At first the VIMPHIN looks like a standard robot arm – but it’s actually an interface for a physics engine! Each joint in the VIMPHIN is mapped as a virtual point in 3D space. In this 3D space, different objects and materials are created around the virtual VIMPHIN. As you move the real VIMPHIN, the virtual VIMPHIN will ‘collide’ with the virtual objects and materials. As this happens, the real VIMPHIN will adjust its torque to simulate resistance through denser materials (like water) and even ricochet from solid objects (like a brick wall).
The applications for the VIMPHIN include training, taking virtual tours, and even gaming. We’re definitely excited to see how the VIMPHIN matures and what kind of other applications might use it.
DiegoSpinola will get one of our RoboTurret Vision Tracking Starter Kits.
Twitch gets around using only 3 AX-12A DYNAMIXEL servos, and is surprisingly agile. Twitch’s gaits are controlled by a Pololu Wixel and a second Wixel communicates with an ArbotiX Commander for direct control of the robot. Twitch’s unique gait and low cost make it a very intersting robot.
Gertlex had quite a few challenges to overcome when building twitch. First, his inspiration was only documented in a low quality youtube video, so he had a lot of design to figure out on his own. Second he had to get his Wixels to interface with the 3 DYNAMIXEL servos, and with the ArbotiX Commander/XBees. He also had to port the WebbotLib to his Wixel.
It’s easy to think that Twitch’s legs were laser cut, but they were actually hand cut out of delrin using a dremel. Several of twitch’s other parts were made with a cupcake 3d printer. Gertlex has some great documentation on his project page and in his thread , chronicling twitch from a 3D-model, to cardboard-legged test unit, to the robot it is today.

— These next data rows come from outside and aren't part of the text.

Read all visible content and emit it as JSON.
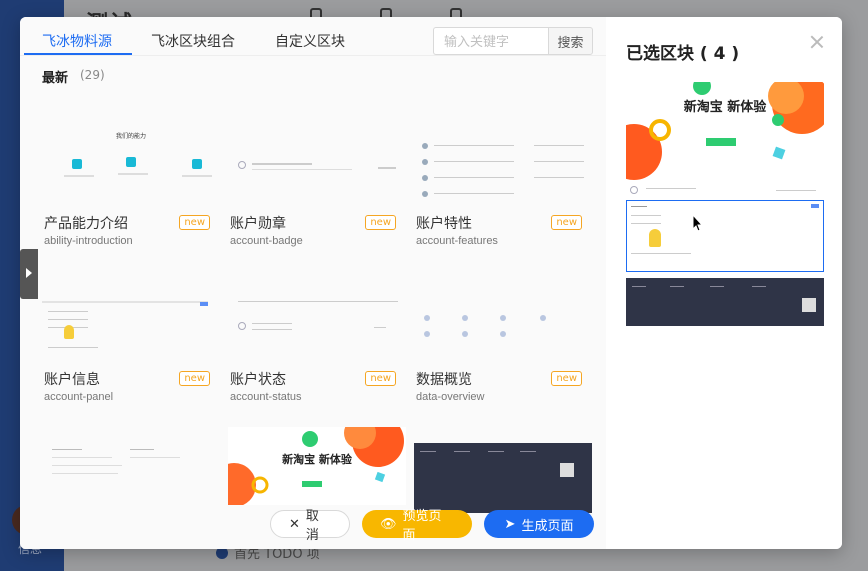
{
  "background": {
    "page_title": "测试",
    "side_text": "信息",
    "footer_text": "首先 TODO 项"
  },
  "tabs": [
    {
      "label": "飞冰物料源",
      "active": true
    },
    {
      "label": "飞冰区块组合",
      "active": false
    },
    {
      "label": "自定义区块",
      "active": false
    }
  ],
  "search": {
    "placeholder": "输入关键字",
    "button_label": "搜索"
  },
  "section": {
    "title": "最新",
    "count": "(29)"
  },
  "cards": [
    {
      "title": "产品能力介绍",
      "sub": "ability-introduction",
      "badge": "new",
      "thumb_heading": "我们的能力"
    },
    {
      "title": "账户勋章",
      "sub": "account-badge",
      "badge": "new"
    },
    {
      "title": "账户特性",
      "sub": "account-features",
      "badge": "new"
    },
    {
      "title": "账户信息",
      "sub": "account-panel",
      "badge": "new"
    },
    {
      "title": "账户状态",
      "sub": "account-status",
      "badge": "new"
    },
    {
      "title": "数据概览",
      "sub": "data-overview",
      "badge": "new"
    },
    {
      "title": "",
      "sub": "",
      "badge": ""
    },
    {
      "title": "",
      "sub": "",
      "badge": "",
      "thumb_heading": "新淘宝 新体验"
    },
    {
      "title": "",
      "sub": "",
      "badge": ""
    }
  ],
  "buttons": {
    "cancel": "取消",
    "preview": "预览页面",
    "generate": "生成页面"
  },
  "selected": {
    "title": "已选区块 ( 4 )",
    "banner_heading": "新淘宝 新体验"
  },
  "colors": {
    "primary": "#1d6cf2",
    "warning": "#f8b700",
    "badge": "#f5a623",
    "footer_dark": "#2f3447"
  }
}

As one of the second place winners, Gertlex will win one of our PhantomX Pincher Robot Arm Kits.
Second Place – Interactive Robot DJ by HyperCube
When you hear ‘robot arm’ you might think of a heavy duty industrial arm performing monotonous, repetitive actions. But what if we could change that pre-conception to that of something more exciting and more interactive?

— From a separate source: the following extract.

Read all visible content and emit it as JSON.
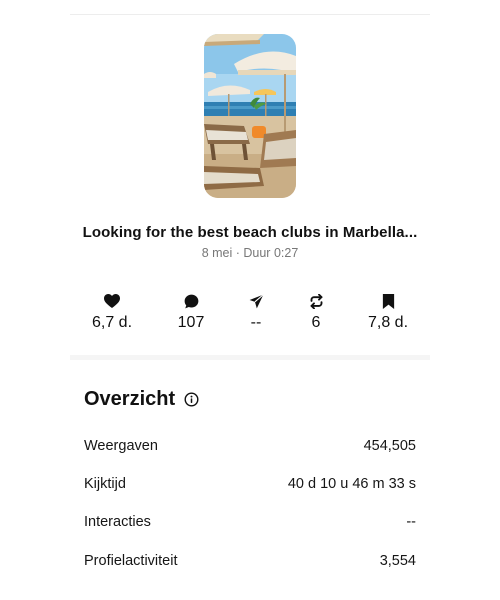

The Interactive Robot DJ by HyperCube tries to do just that. This Robotic Radio Jock is comprised of 2 Dynamixel based robotic arms connected to a laptop via a USB2Dynamixel. Each arm has a web cam to facilitate vision tracking

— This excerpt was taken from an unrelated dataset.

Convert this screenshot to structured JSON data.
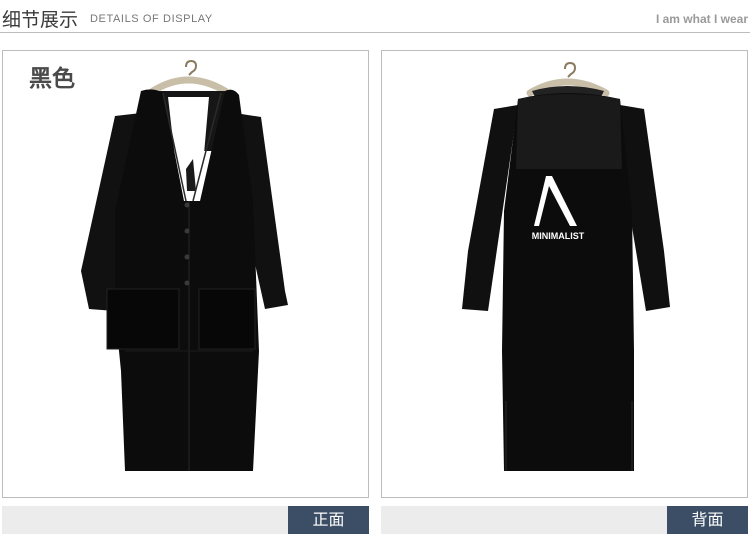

To get everything working just the way he wanted it, the DYNAMIXEL SDK wasn’t up to snuff, so HyperCube implemented his own hand-crafted communication stack to control his two arms. HyperCube’s Documentation includes his list of tools, details on camera modifications, and even the code he used to move his arm using cubic splines.
We love to see robots that interact with the public, especially like the Interactive Robot DJ. Not only can these robots do some amazing things, but they can also get the public interested in and excited about robotics. This kind of inspiration serves to grow the community and help advance the field of robotics.
As the second place winner, HyperCube will win one of our PhantomX Pincher Robot Arm Kits. Maybe HyperCube will turn this duet into a trio!
Inspired by the Tachikoma walker/roller from the Anime “Ghost in the Shell”, the Xachikoma is a quadruped/rover hybrid. That’s right, this quad has 4 wheels that will quickly move it around while its legs can be used to overcome obsatcles. A Beagleboard-xM controls the robot, reading inputs from the 3 main sensors ( a LIDAR, a Playstation Eye, and a CMUcam3+) and control its actuators to accomplish basic tasks. When the robot competed in Eurobot 2011, the robot would find and move ‘pawns’ on a giant chess-board.
In the Xachikoma Thread Xevel goes through his calculations and simulations for the 4DOF IK code that Xachikoma runs. This thread also details the physical build process and has plenty of videos showing the progress of the Xachikoma.
This robot wins big in ingenuity, originality, and documentation. Xevel’s hard work and dedication has earned him first place in our contest as well as the grand prize of a PhantomX Robot Arm Kit
To everyone who has entered: thanks for your entries! Seeing all your projects inspires us to put everything we have into serving the robotics community. We’ll be announcing the tenth TRC contest soon, so keep on building and stay tuned for your next chance to win.